(with the partial exception of the Mann series; see the upper right plot).
This conclusion is supported by the comparison with the red curves. These
curves indicate the generic envelope of trace moments of quasi-Gaussian processes;
for

The comparison of the GISS-E2-R outputs (Fig. 6b) with the multiproxies
(Fig. 6c) indicates that they are both of low intermittency and are more
similar to each other than to the ZC multiproxy statistics. One is therefore
tempted to conclude that the GISS-E2-R model is more realistic than the ZC
model with its much stronger intermittency. However, this conclusion may be
premature since the low multiproxy and GISS intermittencies may be due to
limitations of both the multiproxies and the GISS-E2-R model.
Multicentennial- and multimillennial-scale ice core analyses display
significant palaeotemperature intermittency (

From the point of view of GCMs, climate change is a consequence of changing boundary conditions (including composition); the latter are the climate forcings. Since forcings of interest (such as anthropogenic forcings) are typically of the order of 1 % of the mean solar input, the responses are plausibly linear. This justifies the reduction of the forcings to a convenient common denominator: the “equivalent radiative forcing” – a concept which is useful only if different forcings add linearly, if they are “additive”. An additional consequence of linearity is that the climate sensitivities are independent of whether the fluctuations in the forcings are weak or strong. Both consequences of linearity clearly have their limits. For example, at millennial and longer scales, energy balance models commonly discard linearity altogether and assume that nonlinear albedo responses to orbital changes are dominant. Similarly, at monthly and annual scales, the linearity of the climate sensitivity has been questioned in the context of sharp, strong volcanic forcings.

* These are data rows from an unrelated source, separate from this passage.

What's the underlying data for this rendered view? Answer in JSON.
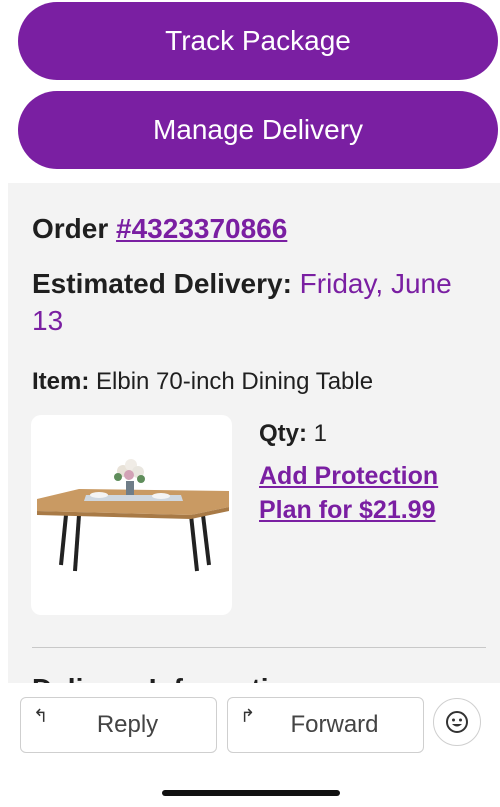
{
  "actions": {
    "track_label": "Track Package",
    "manage_label": "Manage Delivery"
  },
  "order": {
    "order_label": "Order",
    "order_number": "#4323370866",
    "eta_label": "Estimated Delivery:",
    "eta_value": "Friday, June 13",
    "item_label": "Item:",
    "item_name": "Elbin 70-inch Dining Table",
    "qty_label": "Qty:",
    "qty_value": "1",
    "protection_link": "Add Protection Plan for $21.99",
    "next_section": "Delivery Information:"
  },
  "footer": {
    "reply_label": "Reply",
    "forward_label": "Forward"
  },
  "colors": {
    "accent": "#7a1fa2",
    "panel_bg": "#f3f3f3"
  },
  "icons": [
    "reply-icon",
    "forward-icon",
    "emoji-icon"
  ]
}
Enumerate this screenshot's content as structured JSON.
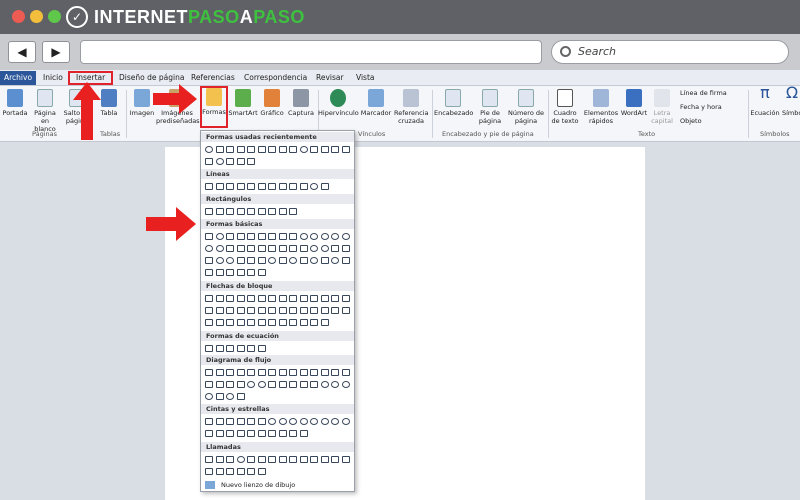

In view of the widespread use of the linearity assumption, it is important to quantitatively establish its limits, and this can best be done using numerical climate models. A particularly convenient context is provided by the last millennium simulations, which (in the pre-industrial epoch) are primarily driven by the physically distinct solar and volcanic forcings (forcings due to land use changes are very weak). The ideal case would be to have a suite of the responses of fully coupled GCMs which include solar-only, volcanic-only and combined solar and volcanic forcings and control runs (for the internal variability) so that the responses could be evaluated both individually and when combined. Unfortunately, the optimal set of GCM products consists of the GISS E2-R millennium simulations with solar-only and solar plus volcanic forcing and a control run (this suite is missing the volcanic-only responses). We therefore also considered the outputs of a simplified climate model, the ZC model (Mann et al., 2005), for which the full suite of external forcing response was available.

Following a previous study, we first quantified the variability in the
forcings as a function of timescale by considering fluctuations. These were
estimated by using the difference between the averages of the first and
second halves of intervals

In order to investigate possible nonlinear responses to sharp, strong events
(such as volcanic eruptions), we used the fact that if the system is linear
and scaling, then the difference between the structure function exponents
(

By examining model outputs, we have found evidence that the response of the
climate system is reasonably linear with respect to the forcing up to timescales of 50 years at least for weak (i.e. not sharp, intermittent) events.
But the sharp, intermittent events such as volcanic eruptions that
occasionally disrupt the linearity at shorter timescales become rapidly
weaker at longer and longer timescales (with scaling exponent

The ZC simulation outputs and corresponding solar and volcanic forcings were
taken from